YOUR OBJECTIVE
Find every line below with the word "title" in it, and copy each one.

DATASET

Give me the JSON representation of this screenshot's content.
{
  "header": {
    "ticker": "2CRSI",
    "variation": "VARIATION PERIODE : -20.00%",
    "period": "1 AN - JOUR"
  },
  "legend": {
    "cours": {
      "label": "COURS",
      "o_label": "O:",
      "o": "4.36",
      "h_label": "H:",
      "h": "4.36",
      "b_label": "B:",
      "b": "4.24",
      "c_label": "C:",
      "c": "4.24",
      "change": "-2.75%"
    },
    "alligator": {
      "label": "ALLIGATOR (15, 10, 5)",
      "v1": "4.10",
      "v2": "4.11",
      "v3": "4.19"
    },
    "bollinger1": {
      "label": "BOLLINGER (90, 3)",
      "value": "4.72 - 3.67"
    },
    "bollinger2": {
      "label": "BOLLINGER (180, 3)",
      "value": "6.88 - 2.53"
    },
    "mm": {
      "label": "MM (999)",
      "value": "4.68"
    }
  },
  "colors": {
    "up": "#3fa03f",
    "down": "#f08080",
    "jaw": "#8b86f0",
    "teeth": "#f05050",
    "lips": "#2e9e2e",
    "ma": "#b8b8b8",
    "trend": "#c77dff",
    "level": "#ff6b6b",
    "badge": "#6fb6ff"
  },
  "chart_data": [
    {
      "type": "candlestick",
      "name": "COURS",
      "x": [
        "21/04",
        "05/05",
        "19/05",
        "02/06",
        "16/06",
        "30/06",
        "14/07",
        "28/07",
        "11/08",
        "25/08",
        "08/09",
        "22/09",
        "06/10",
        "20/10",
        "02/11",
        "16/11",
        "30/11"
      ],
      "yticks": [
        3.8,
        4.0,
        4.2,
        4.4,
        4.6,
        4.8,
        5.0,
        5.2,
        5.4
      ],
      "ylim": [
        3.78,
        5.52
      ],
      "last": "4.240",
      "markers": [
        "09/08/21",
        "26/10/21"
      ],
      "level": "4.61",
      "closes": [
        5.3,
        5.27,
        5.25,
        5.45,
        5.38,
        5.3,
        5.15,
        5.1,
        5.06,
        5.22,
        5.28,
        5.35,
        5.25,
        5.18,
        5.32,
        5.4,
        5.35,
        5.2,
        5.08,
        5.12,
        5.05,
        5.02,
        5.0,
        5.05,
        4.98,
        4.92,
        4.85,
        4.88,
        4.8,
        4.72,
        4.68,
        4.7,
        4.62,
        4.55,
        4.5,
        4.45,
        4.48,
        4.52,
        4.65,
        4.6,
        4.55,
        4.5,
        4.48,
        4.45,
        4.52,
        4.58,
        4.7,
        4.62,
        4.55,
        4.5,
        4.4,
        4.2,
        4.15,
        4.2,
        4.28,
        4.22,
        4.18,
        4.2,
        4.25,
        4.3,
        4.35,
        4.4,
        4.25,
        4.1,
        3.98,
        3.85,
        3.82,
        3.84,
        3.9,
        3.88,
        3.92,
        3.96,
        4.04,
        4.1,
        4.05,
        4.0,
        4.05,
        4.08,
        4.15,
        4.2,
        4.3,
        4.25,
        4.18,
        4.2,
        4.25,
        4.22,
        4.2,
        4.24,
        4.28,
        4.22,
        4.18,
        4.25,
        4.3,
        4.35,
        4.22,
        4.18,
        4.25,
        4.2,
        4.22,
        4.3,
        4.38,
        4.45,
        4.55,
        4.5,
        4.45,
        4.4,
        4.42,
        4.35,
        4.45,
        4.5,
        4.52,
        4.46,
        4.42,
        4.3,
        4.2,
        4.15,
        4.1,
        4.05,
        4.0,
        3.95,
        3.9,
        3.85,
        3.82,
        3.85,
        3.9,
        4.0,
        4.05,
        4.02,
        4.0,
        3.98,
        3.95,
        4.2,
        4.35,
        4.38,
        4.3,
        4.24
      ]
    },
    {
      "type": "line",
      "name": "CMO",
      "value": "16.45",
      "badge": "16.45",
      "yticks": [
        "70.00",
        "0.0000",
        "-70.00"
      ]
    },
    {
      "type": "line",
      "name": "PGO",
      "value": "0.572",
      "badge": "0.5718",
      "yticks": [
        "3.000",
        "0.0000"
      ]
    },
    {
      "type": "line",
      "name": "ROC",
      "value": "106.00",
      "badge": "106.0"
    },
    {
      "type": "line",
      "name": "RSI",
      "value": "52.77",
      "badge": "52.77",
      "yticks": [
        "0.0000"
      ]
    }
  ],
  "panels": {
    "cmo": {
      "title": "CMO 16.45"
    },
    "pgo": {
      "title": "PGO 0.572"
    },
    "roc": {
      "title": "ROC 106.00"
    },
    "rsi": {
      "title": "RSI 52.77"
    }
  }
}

RESPONSE
      "title": "CMO 16.45"
      "title": "PGO 0.572"
      "title": "ROC 106.00"
      "title": "RSI 52.77"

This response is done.